[Start of Attachment]

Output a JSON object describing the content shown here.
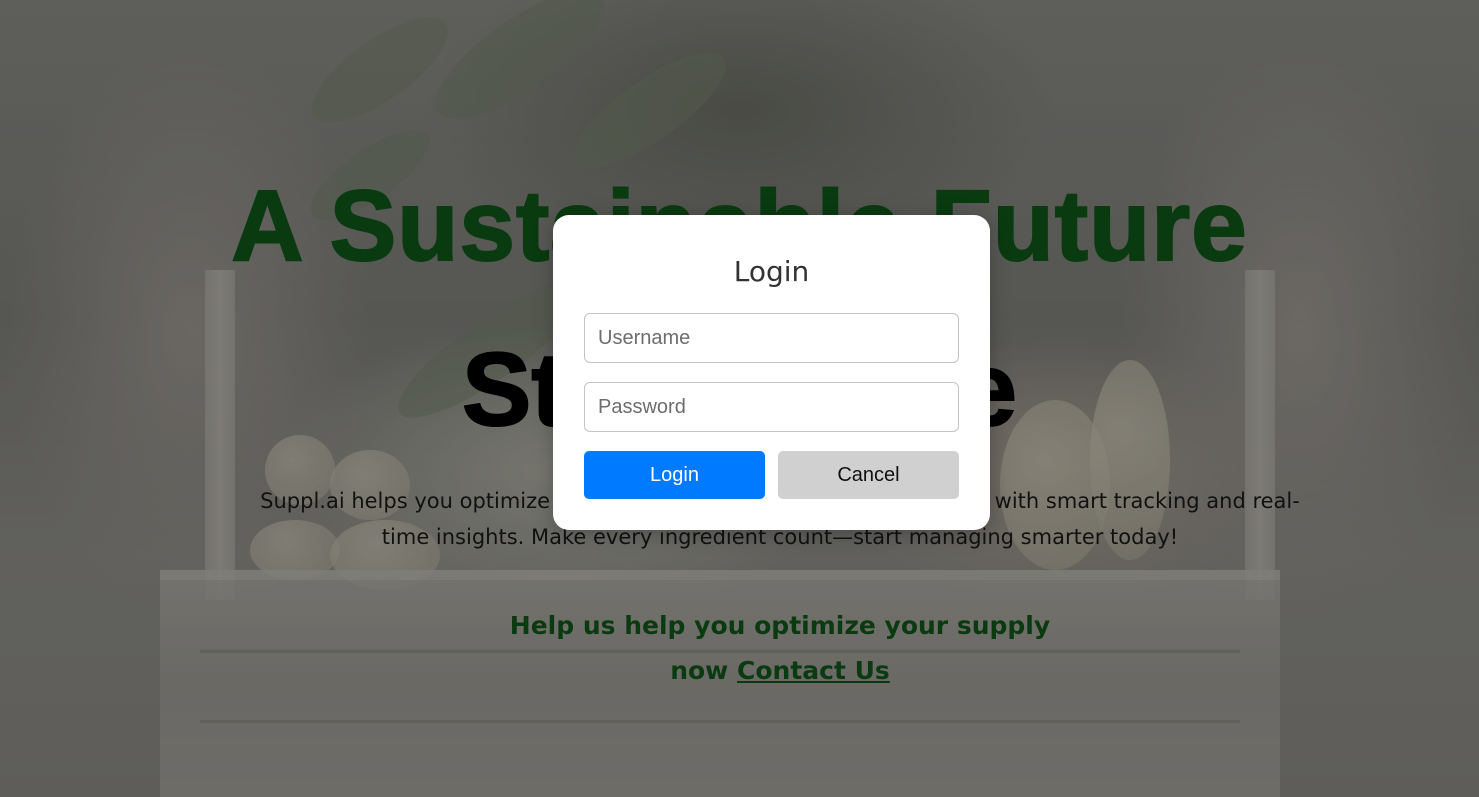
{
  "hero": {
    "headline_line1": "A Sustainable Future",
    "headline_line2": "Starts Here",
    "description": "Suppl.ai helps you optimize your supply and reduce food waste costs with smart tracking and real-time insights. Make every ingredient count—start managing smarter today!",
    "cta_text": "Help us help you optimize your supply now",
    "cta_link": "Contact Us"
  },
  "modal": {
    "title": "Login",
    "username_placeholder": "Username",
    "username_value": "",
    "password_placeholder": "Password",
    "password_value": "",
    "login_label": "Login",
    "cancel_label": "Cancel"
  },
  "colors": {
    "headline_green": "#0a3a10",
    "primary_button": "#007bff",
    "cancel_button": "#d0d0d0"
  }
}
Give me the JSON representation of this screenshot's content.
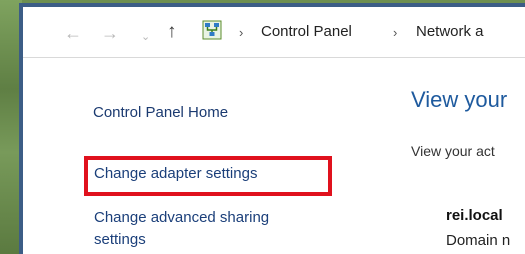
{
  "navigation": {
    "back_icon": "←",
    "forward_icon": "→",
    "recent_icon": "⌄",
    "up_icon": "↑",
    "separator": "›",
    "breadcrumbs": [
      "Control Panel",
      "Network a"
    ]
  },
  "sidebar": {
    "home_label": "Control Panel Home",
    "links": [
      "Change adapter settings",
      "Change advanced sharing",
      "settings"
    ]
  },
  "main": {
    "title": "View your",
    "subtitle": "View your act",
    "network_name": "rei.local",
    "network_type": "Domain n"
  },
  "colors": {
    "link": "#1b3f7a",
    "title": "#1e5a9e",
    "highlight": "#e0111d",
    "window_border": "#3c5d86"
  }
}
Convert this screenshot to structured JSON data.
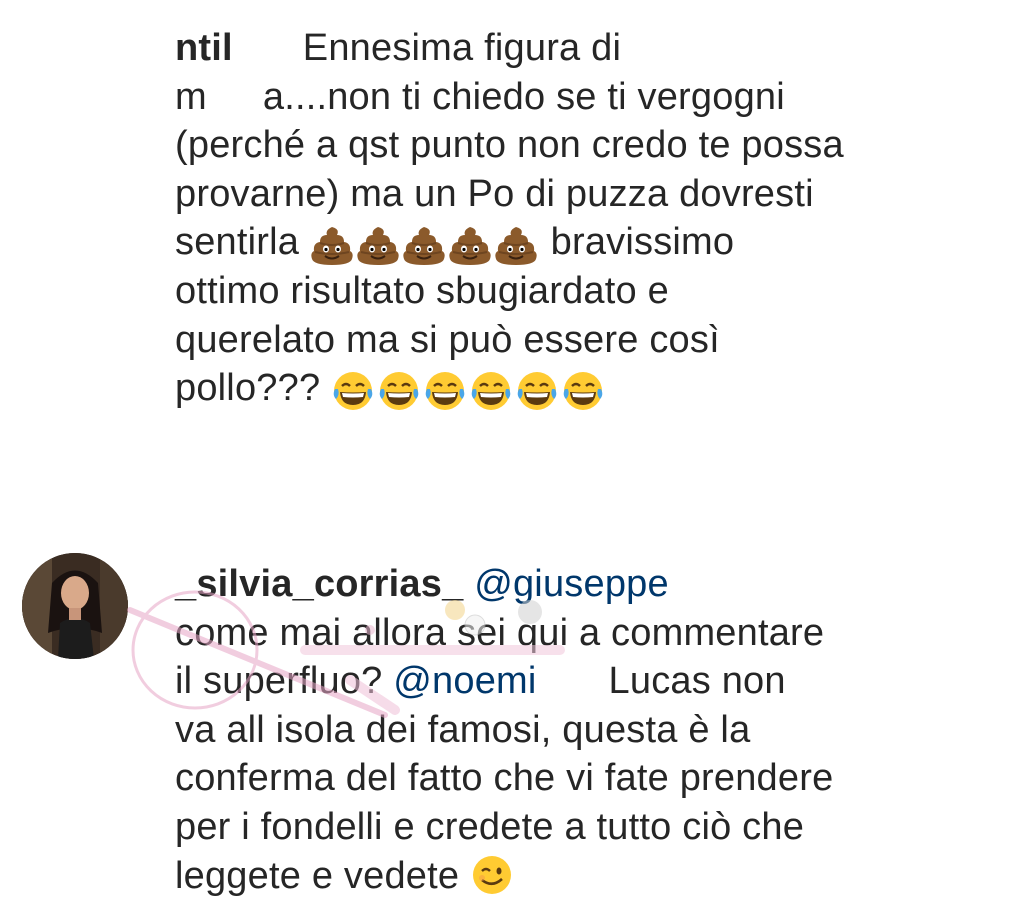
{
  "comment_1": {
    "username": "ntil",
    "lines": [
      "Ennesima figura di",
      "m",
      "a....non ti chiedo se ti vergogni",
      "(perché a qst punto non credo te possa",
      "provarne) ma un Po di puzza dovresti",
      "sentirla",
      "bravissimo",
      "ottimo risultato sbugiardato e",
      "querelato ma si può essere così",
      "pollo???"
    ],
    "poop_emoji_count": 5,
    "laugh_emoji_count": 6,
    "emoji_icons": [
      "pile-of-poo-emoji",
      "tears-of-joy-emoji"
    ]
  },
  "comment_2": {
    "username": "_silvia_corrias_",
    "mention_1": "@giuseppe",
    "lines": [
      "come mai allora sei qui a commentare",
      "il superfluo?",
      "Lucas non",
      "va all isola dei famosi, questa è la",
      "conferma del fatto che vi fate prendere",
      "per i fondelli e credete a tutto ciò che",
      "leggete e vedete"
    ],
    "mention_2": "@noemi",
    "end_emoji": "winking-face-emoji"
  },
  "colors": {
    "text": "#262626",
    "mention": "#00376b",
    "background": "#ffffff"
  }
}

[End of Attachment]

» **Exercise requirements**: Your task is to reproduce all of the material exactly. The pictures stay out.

» **Result below**:
Output a JSON object describing the content shown here.
{
  "hero": {
    "headline_line1": "A Sustainable Future",
    "headline_line2": "Starts Here",
    "description": "Suppl.ai helps you optimize your supply and reduce food waste costs with smart tracking and real-time insights. Make every ingredient count—start managing smarter today!",
    "cta_text": "Help us help you optimize your supply now",
    "cta_link": "Contact Us"
  },
  "modal": {
    "title": "Login",
    "username_placeholder": "Username",
    "username_value": "",
    "password_placeholder": "Password",
    "password_value": "",
    "login_label": "Login",
    "cancel_label": "Cancel"
  },
  "colors": {
    "headline_green": "#0a3a10",
    "primary_button": "#007bff",
    "cancel_button": "#d0d0d0"
  }
}
Give me the JSON representation of this screenshot's content.
{
  "navigation": {
    "back_icon": "←",
    "forward_icon": "→",
    "recent_icon": "⌄",
    "up_icon": "↑",
    "separator": "›",
    "breadcrumbs": [
      "Control Panel",
      "Network a"
    ]
  },
  "sidebar": {
    "home_label": "Control Panel Home",
    "links": [
      "Change adapter settings",
      "Change advanced sharing",
      "settings"
    ]
  },
  "main": {
    "title": "View your",
    "subtitle": "View your act",
    "network_name": "rei.local",
    "network_type": "Domain n"
  },
  "colors": {
    "link": "#1b3f7a",
    "title": "#1e5a9e",
    "highlight": "#e0111d",
    "window_border": "#3c5d86"
  }
}
Convert this screenshot to structured JSON data.
{
  "comment_1": {
    "username": "ntil",
    "lines": [
      "Ennesima figura di",
      "m",
      "a....non ti chiedo se ti vergogni",
      "(perché a qst punto non credo te possa",
      "provarne) ma un Po di puzza dovresti",
      "sentirla",
      "bravissimo",
      "ottimo risultato sbugiardato e",
      "querelato ma si può essere così",
      "pollo???"
    ],
    "poop_emoji_count": 5,
    "laugh_emoji_count": 6,
    "emoji_icons": [
      "pile-of-poo-emoji",
      "tears-of-joy-emoji"
    ]
  },
  "comment_2": {
    "username": "_silvia_corrias_",
    "mention_1": "@giuseppe",
    "lines": [
      "come mai allora sei qui a commentare",
      "il superfluo?",
      "Lucas non",
      "va all isola dei famosi, questa è la",
      "conferma del fatto che vi fate prendere",
      "per i fondelli e credete a tutto ciò che",
      "leggete e vedete"
    ],
    "mention_2": "@noemi",
    "end_emoji": "winking-face-emoji"
  },
  "colors": {
    "text": "#262626",
    "mention": "#00376b",
    "background": "#ffffff"
  }
}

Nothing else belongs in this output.